BRIEF: Return every line of the entries that includes the word "intent".
►
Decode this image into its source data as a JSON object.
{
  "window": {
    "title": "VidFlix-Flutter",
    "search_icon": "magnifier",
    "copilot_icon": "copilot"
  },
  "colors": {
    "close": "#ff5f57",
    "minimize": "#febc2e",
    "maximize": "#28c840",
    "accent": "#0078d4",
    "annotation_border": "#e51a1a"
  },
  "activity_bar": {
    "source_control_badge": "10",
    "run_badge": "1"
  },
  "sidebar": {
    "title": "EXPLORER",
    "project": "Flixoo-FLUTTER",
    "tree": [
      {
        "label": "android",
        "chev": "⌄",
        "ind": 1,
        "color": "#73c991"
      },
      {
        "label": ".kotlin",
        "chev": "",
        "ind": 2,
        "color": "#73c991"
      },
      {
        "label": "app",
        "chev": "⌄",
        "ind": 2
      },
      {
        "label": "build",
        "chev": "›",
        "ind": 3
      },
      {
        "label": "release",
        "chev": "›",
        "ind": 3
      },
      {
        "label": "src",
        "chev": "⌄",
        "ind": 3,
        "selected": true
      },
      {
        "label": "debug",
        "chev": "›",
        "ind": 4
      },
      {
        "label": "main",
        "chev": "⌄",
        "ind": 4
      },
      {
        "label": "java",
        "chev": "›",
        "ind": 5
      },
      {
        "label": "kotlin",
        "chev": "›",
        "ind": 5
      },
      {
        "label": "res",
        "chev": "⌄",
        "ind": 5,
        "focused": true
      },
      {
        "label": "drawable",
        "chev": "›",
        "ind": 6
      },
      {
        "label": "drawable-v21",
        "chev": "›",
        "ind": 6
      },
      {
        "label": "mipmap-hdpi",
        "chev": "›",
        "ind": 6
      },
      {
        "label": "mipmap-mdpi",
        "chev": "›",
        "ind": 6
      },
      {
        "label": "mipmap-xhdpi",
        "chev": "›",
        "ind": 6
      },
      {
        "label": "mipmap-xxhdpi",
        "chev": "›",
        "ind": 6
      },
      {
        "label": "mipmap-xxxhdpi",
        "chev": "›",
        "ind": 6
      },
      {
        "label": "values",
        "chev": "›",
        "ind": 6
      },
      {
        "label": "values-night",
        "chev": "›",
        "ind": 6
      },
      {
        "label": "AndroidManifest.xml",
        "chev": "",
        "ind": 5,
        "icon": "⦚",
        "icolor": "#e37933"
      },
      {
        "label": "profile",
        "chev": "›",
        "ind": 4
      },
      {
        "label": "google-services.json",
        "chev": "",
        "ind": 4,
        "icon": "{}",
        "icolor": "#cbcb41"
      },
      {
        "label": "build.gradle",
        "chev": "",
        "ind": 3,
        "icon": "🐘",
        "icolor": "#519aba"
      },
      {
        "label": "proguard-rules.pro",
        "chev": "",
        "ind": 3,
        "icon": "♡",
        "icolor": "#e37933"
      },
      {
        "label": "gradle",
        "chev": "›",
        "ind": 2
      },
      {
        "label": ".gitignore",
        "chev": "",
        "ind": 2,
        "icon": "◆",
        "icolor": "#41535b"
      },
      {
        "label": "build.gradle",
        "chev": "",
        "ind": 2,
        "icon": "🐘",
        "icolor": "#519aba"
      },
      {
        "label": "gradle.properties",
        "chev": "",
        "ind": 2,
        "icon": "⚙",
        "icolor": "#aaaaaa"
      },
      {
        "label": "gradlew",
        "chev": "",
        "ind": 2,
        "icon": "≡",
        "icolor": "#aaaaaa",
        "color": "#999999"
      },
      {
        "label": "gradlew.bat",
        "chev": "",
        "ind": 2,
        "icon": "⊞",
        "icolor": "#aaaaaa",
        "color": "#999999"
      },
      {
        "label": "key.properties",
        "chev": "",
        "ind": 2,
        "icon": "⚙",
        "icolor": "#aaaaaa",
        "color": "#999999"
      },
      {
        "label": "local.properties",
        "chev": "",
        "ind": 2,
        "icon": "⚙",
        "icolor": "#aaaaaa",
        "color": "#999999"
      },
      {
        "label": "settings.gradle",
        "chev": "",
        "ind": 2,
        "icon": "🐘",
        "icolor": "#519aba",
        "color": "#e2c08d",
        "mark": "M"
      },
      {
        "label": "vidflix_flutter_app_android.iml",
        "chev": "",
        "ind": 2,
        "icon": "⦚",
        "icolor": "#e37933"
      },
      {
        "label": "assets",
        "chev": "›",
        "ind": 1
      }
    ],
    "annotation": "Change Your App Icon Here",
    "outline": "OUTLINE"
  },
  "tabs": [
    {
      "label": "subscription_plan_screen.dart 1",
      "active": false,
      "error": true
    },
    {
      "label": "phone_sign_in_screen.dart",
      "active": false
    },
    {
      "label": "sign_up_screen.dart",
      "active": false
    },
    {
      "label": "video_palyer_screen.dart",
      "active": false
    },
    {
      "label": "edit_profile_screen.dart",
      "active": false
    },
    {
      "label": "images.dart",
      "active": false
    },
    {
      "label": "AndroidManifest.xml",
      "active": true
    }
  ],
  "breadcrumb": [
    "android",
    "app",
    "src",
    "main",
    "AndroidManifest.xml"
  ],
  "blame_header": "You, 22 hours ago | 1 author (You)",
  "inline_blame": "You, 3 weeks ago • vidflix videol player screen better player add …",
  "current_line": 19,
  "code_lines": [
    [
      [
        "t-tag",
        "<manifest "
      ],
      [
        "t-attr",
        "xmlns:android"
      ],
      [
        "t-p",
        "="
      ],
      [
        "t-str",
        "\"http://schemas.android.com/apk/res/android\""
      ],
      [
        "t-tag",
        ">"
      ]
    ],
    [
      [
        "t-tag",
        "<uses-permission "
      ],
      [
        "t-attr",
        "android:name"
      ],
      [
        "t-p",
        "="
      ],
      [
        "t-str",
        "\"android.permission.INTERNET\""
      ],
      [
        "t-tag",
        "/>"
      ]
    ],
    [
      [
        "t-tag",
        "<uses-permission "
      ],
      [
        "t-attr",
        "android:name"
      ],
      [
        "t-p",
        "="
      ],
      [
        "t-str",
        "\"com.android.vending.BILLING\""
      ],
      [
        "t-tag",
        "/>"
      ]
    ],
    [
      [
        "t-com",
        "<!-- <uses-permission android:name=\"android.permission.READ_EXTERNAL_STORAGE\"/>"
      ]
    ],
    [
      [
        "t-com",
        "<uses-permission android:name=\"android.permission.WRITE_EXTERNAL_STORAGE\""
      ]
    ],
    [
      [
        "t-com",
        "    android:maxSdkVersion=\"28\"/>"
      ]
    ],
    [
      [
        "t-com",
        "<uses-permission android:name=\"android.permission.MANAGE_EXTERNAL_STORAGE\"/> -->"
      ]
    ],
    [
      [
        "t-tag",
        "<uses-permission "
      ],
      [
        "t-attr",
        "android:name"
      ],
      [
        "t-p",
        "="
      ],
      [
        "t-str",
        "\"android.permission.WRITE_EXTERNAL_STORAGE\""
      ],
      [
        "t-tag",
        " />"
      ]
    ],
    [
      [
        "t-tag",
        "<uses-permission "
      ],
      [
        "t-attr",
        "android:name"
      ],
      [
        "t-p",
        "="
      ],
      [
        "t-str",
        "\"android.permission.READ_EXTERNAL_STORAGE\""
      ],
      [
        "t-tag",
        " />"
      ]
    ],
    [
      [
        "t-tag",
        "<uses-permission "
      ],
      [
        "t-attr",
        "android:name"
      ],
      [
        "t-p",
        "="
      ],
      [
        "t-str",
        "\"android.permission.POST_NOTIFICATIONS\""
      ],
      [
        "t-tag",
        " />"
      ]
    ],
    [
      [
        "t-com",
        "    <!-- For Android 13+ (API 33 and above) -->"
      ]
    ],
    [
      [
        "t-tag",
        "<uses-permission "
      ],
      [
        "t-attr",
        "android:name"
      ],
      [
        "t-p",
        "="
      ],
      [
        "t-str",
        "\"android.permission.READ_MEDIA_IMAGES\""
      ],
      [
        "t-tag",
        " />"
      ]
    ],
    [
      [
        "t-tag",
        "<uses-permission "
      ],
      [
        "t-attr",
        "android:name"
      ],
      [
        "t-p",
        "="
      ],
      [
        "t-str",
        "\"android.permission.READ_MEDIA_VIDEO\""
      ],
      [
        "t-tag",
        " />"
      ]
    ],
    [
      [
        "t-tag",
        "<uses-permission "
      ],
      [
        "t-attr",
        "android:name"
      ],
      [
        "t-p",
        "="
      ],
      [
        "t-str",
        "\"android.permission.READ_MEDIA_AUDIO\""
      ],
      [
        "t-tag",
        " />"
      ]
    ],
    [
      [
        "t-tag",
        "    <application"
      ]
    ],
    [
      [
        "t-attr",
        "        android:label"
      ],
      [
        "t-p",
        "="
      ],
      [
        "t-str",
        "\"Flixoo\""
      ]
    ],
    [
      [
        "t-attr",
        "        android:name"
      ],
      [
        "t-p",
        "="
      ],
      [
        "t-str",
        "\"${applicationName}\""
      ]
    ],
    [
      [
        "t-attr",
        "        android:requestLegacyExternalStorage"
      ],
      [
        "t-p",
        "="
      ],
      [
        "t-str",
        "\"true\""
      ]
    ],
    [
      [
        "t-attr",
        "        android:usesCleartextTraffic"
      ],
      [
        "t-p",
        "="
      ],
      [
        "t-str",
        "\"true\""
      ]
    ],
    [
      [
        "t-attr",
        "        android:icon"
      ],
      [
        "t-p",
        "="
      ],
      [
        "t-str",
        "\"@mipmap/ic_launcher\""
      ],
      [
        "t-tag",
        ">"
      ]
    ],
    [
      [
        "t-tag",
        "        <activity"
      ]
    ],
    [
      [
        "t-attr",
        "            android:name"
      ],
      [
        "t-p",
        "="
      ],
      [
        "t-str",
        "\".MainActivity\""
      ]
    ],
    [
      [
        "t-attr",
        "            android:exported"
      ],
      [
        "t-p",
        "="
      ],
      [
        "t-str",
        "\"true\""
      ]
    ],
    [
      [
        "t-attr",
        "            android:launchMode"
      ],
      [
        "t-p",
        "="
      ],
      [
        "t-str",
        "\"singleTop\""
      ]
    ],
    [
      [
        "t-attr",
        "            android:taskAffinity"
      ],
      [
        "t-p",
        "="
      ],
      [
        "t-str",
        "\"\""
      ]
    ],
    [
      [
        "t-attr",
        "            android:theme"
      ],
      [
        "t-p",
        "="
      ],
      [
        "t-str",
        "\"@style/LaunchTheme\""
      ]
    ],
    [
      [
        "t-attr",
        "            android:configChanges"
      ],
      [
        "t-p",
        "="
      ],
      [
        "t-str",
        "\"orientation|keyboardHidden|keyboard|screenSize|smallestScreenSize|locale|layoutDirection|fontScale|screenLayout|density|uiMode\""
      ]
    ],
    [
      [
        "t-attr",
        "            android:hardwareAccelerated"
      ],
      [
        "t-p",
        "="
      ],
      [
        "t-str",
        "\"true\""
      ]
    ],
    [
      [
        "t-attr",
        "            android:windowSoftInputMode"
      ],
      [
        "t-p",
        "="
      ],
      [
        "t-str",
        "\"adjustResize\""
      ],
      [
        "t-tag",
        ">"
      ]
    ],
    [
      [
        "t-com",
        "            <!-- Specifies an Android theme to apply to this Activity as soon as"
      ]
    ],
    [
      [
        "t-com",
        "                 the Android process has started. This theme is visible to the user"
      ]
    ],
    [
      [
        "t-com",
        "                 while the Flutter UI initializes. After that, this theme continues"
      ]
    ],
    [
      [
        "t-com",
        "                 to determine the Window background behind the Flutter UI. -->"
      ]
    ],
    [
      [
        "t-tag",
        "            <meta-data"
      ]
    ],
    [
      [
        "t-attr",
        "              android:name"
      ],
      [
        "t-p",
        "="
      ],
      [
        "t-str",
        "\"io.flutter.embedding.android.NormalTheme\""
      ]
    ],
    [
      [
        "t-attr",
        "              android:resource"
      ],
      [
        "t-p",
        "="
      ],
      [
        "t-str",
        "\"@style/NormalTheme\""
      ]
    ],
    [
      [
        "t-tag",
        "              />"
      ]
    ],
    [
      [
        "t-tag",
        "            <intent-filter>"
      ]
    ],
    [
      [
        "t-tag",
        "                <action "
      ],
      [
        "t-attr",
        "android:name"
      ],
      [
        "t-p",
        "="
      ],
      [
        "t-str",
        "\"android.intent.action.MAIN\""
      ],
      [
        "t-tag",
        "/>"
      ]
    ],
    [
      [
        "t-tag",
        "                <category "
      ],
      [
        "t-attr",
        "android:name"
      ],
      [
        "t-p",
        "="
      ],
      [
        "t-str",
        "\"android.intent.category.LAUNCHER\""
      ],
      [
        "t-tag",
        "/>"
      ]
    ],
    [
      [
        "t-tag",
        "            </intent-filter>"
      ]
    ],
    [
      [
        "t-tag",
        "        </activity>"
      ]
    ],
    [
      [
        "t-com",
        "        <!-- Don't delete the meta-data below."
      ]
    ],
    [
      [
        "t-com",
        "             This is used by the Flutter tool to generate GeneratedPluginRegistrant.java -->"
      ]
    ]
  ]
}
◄
EXERCISE SOLUTION:
        "            <intent-filter>"
        "\"android.intent.action.MAIN\""
        "\"android.intent.category.LAUNCHER\""
        "            </intent-filter>"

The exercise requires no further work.